ACTIVITY: Each record that follows should be duplicated exactly, except for its pictures.

•••

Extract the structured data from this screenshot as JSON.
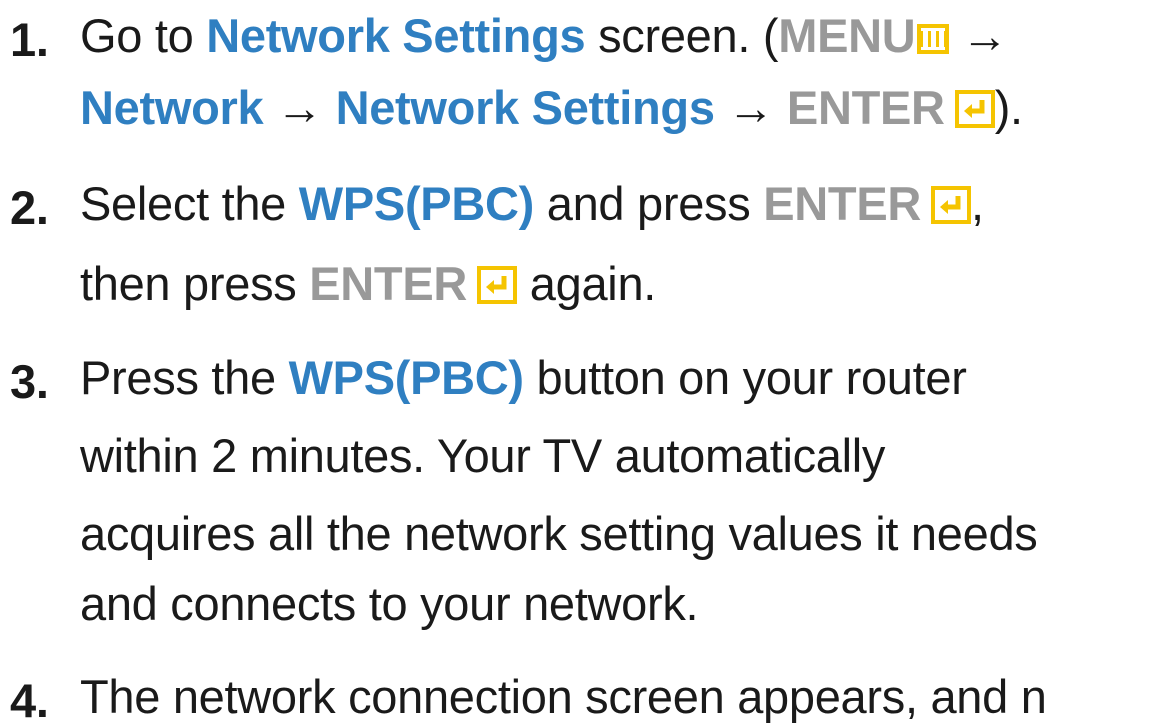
{
  "steps": [
    {
      "number": "1.",
      "lines": [
        [
          "Go to ",
          "Network Settings",
          " screen. (",
          "MENU",
          "→"
        ],
        [
          "Network",
          " → ",
          "Network Settings",
          " → ",
          "ENTER",
          ")."
        ]
      ]
    },
    {
      "number": "2.",
      "lines": [
        [
          "Select the ",
          "WPS(PBC)",
          " and press ",
          "ENTER",
          ","
        ],
        [
          "then press ",
          "ENTER",
          " again."
        ]
      ]
    },
    {
      "number": "3.",
      "lines": [
        [
          "Press the ",
          "WPS(PBC)",
          " button on your router"
        ],
        [
          "within 2 minutes. Your TV automatically"
        ],
        [
          "acquires all the network setting values it needs"
        ],
        [
          "and connects to your network."
        ]
      ]
    },
    {
      "number": "4.",
      "lines": [
        [
          "The network connection screen appears, and n"
        ]
      ]
    }
  ],
  "icons": {
    "menu": "menu-button-icon",
    "enter": "enter-return-icon"
  },
  "colors": {
    "highlight_blue": "#2f7fc1",
    "button_gray": "#999999",
    "icon_yellow": "#f5c400"
  }
}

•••

SOLUTION TO THIS EXERCISE:
Extract the structured data from this screenshot as JSON.
{
  "steps": [
    {
      "number": "1.",
      "lines": [
        [
          "Go to ",
          "Network Settings",
          " screen. (",
          "MENU",
          "→"
        ],
        [
          "Network",
          " → ",
          "Network Settings",
          " → ",
          "ENTER",
          ")."
        ]
      ]
    },
    {
      "number": "2.",
      "lines": [
        [
          "Select the ",
          "WPS(PBC)",
          " and press ",
          "ENTER",
          ","
        ],
        [
          "then press ",
          "ENTER",
          " again."
        ]
      ]
    },
    {
      "number": "3.",
      "lines": [
        [
          "Press the ",
          "WPS(PBC)",
          " button on your router"
        ],
        [
          "within 2 minutes. Your TV automatically"
        ],
        [
          "acquires all the network setting values it needs"
        ],
        [
          "and connects to your network."
        ]
      ]
    },
    {
      "number": "4.",
      "lines": [
        [
          "The network connection screen appears, and n"
        ]
      ]
    }
  ],
  "icons": {
    "menu": "menu-button-icon",
    "enter": "enter-return-icon"
  },
  "colors": {
    "highlight_blue": "#2f7fc1",
    "button_gray": "#999999",
    "icon_yellow": "#f5c400"
  }
}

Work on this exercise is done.